Modern (2007) non-Hemi active combustion chamber
Current-production Chrysler "Hemi" combustion chamber

In the modern emissions-era, the hemi chamber has begun to fade away from continuing development. The hemispherical combustion chamber is the simplest, and easiest design. It has served for more than a century as the basic design in combustion engines, from which many other improvements and engineering developments derive.[citation needed] As the engineering involved in new engines has improved and evolved, the true hemispherical chamber has morphed and twisted into more sophisticated and complex designs that are meant to extract more power, with lower emissions, from any given combustion event.

Many of today's engines use active combustion chambers designed to tumble and swirl the fuel/air mix within the chamber for the most efficient combustion event possible.[21] These active chambers usually look like kidney beans or two merged small 'hemi' areas surrounded by flat quenching areas over the pistons.[22]


  1. ^ "HEMI Prototype". Curtis Boat & Woodworking Co. Retrieved March 14, 2022.
  2. ^ a b c "Origin of the Mopar Hemi engine, Ardun Heads, and Riley cars". Allpar Forums. November 16, 2020. Retrieved March 14, 2022.
  3. ^ "Fiat 130 HP". Retrieved 28 October 2012.
  4. ^ Katzell, Raymond A. (1996). The Splendid Stutz. The Stutz Club. ISBN 0-9654709-0-3.
  5. ^ "Miller 91". Retrieved 2008-01-08.
  6. ^ Mueller, Mike (2006). American Horsepower: 100 years of Great Car Engines. MBI Publishing. pp. 112, 113. ISBN 978-0-7603-2327-4.
  7. ^ Evo. August 2011. page 77.
  8. ^ Mueller, Mike (2006). American Horsepower: 100 years of Great Car Engines. MBI Publishing. p. 42. ISBN 978-0-7603-2327-4.
  9. ^ a b "63 Galaxie Lightweight". Mustangs and Fords Magazine.
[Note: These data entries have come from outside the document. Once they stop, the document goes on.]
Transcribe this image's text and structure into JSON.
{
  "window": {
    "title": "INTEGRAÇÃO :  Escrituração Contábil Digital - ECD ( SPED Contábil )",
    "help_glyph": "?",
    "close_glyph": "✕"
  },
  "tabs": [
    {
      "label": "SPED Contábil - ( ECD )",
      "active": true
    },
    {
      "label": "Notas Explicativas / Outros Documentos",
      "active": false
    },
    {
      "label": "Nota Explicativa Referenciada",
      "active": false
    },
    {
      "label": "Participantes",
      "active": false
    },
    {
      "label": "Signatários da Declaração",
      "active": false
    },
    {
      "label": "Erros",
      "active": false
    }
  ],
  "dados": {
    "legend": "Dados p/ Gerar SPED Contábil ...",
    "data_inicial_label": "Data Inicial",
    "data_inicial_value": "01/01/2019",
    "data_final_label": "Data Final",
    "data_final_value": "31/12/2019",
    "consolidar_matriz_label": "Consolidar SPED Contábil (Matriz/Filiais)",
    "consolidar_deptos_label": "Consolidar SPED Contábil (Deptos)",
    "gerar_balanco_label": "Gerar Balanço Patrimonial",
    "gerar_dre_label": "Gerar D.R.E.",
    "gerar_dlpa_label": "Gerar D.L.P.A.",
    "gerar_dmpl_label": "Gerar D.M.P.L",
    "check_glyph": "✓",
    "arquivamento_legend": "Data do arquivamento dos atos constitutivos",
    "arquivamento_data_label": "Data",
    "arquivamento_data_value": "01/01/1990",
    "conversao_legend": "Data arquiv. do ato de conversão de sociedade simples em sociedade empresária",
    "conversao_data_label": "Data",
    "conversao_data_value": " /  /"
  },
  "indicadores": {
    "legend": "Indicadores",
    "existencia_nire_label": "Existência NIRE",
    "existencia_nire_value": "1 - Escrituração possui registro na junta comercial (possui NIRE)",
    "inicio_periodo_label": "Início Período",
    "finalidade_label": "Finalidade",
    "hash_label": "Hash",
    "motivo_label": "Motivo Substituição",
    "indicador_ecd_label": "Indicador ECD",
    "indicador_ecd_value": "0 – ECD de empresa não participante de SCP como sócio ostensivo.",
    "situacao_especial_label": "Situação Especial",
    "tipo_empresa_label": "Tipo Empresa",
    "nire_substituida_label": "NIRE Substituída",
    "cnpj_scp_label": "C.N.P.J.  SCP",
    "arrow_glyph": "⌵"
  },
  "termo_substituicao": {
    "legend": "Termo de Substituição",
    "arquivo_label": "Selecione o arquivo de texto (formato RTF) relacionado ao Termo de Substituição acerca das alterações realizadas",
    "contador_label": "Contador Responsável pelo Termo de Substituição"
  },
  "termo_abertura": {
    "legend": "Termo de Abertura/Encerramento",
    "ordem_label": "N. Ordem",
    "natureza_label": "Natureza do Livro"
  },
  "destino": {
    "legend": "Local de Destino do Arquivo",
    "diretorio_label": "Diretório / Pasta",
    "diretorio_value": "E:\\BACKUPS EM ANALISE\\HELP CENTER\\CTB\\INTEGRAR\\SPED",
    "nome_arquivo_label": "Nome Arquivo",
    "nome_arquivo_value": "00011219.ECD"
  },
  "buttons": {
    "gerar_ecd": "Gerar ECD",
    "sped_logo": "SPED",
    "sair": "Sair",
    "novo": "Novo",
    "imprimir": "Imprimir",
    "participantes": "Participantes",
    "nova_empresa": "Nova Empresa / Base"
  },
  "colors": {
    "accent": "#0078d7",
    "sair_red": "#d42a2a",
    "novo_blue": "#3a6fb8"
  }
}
August 2005. Archived from the original on December 28, 2006.
  10. ^ "427 SOHC -- The Ford V-8 Engine Workshop". Retrieved March 14, 2022.
  11. ^ Steve Magnante | "Inside the Swamp Rat's Nest", Street Rodder Premium Magazine | Volume 2 Number 2 Winter 2011 | page 52.
  12. ^ Flammang, James M., ed. (2005). Muscle Car Chronicle. Publications International. p. 168. ISBN 9781412712019.
  13. ^ Genat, Robert (2007). Hemi: The Ultimate American V-8. MBI Publishing. p. 14. ISBN 978-0-7603-2747-0.
  14. ^ "Ford "Calliope" V-8 Automobile Engine, 1968". The Henry Ford. Retrieved 23 October 2019.
  15. ^ Flammang, James M., ed. (2005). Muscle Car Chronicle. Publications International. p. 214. ISBN 9781412712019.
  16. ^ "Detroit's 'Total Revolution'", Time, March 19, 1979.
  17. ^ "Will gasoline direct injection finally make it?", Csaba Csere, Car and Driver, June 2004.
  18. ^ "A history of the Jaguar DOHC". JagWeb. Archived from the original on February 6, 2008. Retrieved March 14, 2022.
  19. ^ Long, Brian (2015). Mercedes-Benz W123 series: All models 1976 to 1986. Veloce Publishing. p. 114. ISBN 978-1-8458-4792-0.
  20. ^ "Porsche 911 Technical Specifications". Flat-6. Archived from the original on 2008-01-31. Retrieved 2010-06-30.
  21. ^ Genat, Robert (2007). Hemi: The Ultimate American V-8. MBI Publishing. p. 13. ISBN 978-0-7603-2747-0.
  22. ^ "Quench Tumble and Swirl". David and Jemma. Archived from the original on May 5, 2010. Retrieved 2010-06-30.
This page was last edited on 3 January 2024, at 23:52
Basis of this page is in Wikipedia. Text is available under the CC BY-SA 3.0 Unported License. Non-text media are available under their specified licenses. Wikipedia® is a registered trademark of the Wikimedia Foundation, Inc. WIKI 2 is an independent company and has no affiliation with Wikimedia Foundation.